“This was all in reaction to the Arizona law House Bill 2281, which was created to prohibit courses that promote the overthrow of the government,” Diaz told VOXXI. “We heard about students lamenting books had been taken out of the classroom while class was in session. We were terribly offended.”

Using his Nuestra Palabra: Latino Writers Having Their Say network, which promotes the work of Hispanic artists and writers, Diaz organized a city caravan opening four underground libraries from his hometown of Houston to San Antonio, Albuquerque and Tucson.

Librotraficante, which is Spanish for “book smuggler”, sought monetary and book donations to keep Mexican-American studies alive. House Bill 2281 was pulling classics such as Sandra Cisneros’ The House on Mango Street and Dagoberto Gilb’s Woodcuts of Women off library shelves and out of school classrooms, as well as eliminating Latino literature classes.

“The law was meant to prohibit books that promote the overthrow of the government but anyone familiar with those books knows it’s ridiculous to think that,” Diaz said. “I think people in Arizona are scared of our culture. So when right-wing reactionaries further that fear, we are able to say, ‘Wait a second. The books you’re talking about include House on Mango Street, which is required reading in most states in America.”

“The irony is that actually if you take the ACT, there are questions about House on Mango Street on the test to get into college. So they’re not only infringing on civil rights but they’re sabotaging their students’ ability to compete on college entrance exams.”

From the start, Diaz said Librotraficante’s biggest fear was the “anti-intellectual” Arizona House Bill would spread to other states. He cites a galvanization of activists and non-Latinos for keeping this from happening, specifically noting Texas’ anti-immigration movement in the past election was kept in check.

Librotraficante: Educating on Mexican-American culture

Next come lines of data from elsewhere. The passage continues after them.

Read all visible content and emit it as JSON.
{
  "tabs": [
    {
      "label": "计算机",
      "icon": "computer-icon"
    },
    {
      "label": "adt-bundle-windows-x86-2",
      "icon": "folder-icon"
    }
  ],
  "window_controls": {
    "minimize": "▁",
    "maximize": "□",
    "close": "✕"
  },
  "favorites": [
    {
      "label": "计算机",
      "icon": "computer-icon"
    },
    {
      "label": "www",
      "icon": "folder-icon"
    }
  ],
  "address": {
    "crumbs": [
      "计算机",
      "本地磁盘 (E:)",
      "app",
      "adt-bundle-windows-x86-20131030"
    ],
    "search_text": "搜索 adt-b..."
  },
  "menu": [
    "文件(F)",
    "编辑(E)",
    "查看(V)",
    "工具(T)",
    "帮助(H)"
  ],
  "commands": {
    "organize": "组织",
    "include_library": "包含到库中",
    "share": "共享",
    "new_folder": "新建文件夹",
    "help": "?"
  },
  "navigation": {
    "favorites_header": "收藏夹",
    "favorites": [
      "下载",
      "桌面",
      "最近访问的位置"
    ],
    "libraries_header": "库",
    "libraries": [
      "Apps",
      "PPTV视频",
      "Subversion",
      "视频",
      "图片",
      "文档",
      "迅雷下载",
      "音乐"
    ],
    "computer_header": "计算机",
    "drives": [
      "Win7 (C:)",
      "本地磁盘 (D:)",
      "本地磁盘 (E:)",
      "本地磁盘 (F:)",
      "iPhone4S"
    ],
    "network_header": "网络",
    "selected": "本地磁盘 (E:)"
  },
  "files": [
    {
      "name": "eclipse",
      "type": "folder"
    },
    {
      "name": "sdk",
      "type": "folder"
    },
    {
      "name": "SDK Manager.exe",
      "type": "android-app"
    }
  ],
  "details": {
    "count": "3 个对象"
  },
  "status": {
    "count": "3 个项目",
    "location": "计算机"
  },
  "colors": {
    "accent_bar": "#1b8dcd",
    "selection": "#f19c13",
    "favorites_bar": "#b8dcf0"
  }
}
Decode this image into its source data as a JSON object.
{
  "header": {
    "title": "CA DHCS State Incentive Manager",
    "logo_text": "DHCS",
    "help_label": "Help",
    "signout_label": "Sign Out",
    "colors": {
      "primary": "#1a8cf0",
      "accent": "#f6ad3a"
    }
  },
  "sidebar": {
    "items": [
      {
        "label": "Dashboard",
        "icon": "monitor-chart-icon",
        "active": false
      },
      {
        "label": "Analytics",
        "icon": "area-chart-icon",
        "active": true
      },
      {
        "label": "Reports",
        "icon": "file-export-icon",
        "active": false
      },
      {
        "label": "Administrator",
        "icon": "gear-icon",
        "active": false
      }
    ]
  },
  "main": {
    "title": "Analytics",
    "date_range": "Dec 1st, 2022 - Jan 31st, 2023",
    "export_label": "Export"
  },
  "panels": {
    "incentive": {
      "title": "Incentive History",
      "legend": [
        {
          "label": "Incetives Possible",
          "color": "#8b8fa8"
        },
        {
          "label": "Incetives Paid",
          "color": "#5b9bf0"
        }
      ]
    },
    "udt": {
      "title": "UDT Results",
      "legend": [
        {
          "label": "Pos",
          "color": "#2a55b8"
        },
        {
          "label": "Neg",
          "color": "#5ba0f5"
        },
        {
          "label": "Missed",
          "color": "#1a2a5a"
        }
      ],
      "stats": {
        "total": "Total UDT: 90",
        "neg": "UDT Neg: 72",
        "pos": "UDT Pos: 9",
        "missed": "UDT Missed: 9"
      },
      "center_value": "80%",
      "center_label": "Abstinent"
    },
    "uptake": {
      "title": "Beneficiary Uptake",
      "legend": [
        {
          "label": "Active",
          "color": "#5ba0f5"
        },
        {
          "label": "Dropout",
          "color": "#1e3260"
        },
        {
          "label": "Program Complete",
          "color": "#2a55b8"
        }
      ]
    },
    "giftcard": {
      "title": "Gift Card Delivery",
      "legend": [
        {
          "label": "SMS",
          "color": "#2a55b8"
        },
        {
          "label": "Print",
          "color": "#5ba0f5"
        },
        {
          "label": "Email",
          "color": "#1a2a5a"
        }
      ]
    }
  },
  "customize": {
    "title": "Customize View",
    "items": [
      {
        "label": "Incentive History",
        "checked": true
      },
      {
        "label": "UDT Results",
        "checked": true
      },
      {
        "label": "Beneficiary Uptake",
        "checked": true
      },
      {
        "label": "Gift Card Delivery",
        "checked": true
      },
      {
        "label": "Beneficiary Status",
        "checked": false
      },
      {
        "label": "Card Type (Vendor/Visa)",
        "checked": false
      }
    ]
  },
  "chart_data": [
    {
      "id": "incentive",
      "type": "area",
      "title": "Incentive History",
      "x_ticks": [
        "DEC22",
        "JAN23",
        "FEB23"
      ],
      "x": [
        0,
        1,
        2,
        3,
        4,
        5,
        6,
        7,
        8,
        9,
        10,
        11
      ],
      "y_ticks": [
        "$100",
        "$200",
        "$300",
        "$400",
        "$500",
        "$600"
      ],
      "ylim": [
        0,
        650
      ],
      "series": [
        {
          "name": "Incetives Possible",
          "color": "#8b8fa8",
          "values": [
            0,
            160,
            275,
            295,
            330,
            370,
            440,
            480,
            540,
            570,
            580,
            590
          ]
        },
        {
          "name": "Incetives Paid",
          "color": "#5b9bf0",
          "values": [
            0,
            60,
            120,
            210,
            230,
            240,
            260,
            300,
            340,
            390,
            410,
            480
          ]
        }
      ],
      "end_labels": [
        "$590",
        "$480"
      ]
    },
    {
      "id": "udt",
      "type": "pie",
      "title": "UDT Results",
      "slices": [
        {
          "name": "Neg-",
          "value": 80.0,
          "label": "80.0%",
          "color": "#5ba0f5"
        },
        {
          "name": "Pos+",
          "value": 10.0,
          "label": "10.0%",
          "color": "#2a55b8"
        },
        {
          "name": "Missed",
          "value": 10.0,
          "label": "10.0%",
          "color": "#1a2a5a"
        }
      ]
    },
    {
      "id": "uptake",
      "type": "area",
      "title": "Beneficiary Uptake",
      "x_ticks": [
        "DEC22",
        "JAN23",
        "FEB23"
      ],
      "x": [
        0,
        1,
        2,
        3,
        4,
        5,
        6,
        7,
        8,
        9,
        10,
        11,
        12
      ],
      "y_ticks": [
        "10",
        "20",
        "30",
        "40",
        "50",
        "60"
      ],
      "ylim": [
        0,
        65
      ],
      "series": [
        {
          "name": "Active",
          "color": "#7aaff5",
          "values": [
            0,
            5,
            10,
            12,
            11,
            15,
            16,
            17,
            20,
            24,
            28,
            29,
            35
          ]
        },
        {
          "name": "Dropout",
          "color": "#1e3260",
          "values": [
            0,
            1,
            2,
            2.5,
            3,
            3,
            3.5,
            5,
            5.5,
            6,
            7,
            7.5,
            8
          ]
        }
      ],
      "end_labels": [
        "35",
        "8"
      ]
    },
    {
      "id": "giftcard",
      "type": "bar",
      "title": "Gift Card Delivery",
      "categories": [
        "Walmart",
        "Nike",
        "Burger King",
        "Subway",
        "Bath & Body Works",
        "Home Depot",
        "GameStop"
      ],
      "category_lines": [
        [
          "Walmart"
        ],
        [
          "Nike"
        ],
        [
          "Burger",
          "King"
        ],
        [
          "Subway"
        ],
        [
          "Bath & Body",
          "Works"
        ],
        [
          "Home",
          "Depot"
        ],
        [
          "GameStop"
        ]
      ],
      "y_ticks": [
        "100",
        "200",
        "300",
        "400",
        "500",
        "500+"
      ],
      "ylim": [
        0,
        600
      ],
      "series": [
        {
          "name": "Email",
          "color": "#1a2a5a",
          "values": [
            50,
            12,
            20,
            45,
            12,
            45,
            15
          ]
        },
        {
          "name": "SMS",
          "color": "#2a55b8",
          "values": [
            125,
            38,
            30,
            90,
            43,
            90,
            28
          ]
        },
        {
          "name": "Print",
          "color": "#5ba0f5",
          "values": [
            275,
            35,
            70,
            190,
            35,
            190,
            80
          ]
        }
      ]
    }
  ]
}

As for Arizona’s House Bill 2281, Diaz said he believes it’ll be decided eventually in the Supreme Court.

“It hurts me to my soul to know that law is still active,” Diaz said.

Having witnessed Mexican-Culture being systematically erased from schools and libraries in Arizona, the Houston resident said Librotraficante is focusing its efforts on opening underground libraries and spreading awareness on a national level.“The goal is we never want our culture to be in this position again,” Diaz said. “We want to guarantee our communities have access to our books. “

Diaz said Librotraficante possesses what he calls “cultural capitalism.” What the organization lacks in funds, it makes up for in cultural capital it can leverage with the non-profit world where many Latino communities don’t have a literary component.

So far the group has teamed up with non-profit Latino institutions in Phoenix, El Paso, Milwaukee, Louisville and San Diego to open libraries. Another one is scheduled to open soon in Los Angeles.

Overall, Librotraficante efforts are attracting the attention of the mainstream, including the Downs Intellectual Freedom Award. Looking ahead, Diaz talks as if the battle is far from over.

“The message is that the civil rights of all Americans are at stake and being defended in the front lines by Mexican-Americans,” Diaz said. “Even as the Latino frenzy hits, we have to know there are contraband thoughts that the government wants to keep from our young, and it’s just really all about intellectual freedom. These are books about the American dream.”

He added, “Arizona wanted people to think that we wanted to overthrow the government through violence. No, we’re going to overhaul the government by voting folks like them out of office and we’re going to keep smuggling this mind-altering prose to every part of the country. They thought they were going to erase it, we’re actually going to guarantee it’s even more widely accessible to people.”

This article originally in VOXXI under the title "Librotraficante: Keeping Mexican-American Studies Alive."



Latino Books Once Banned In Arizona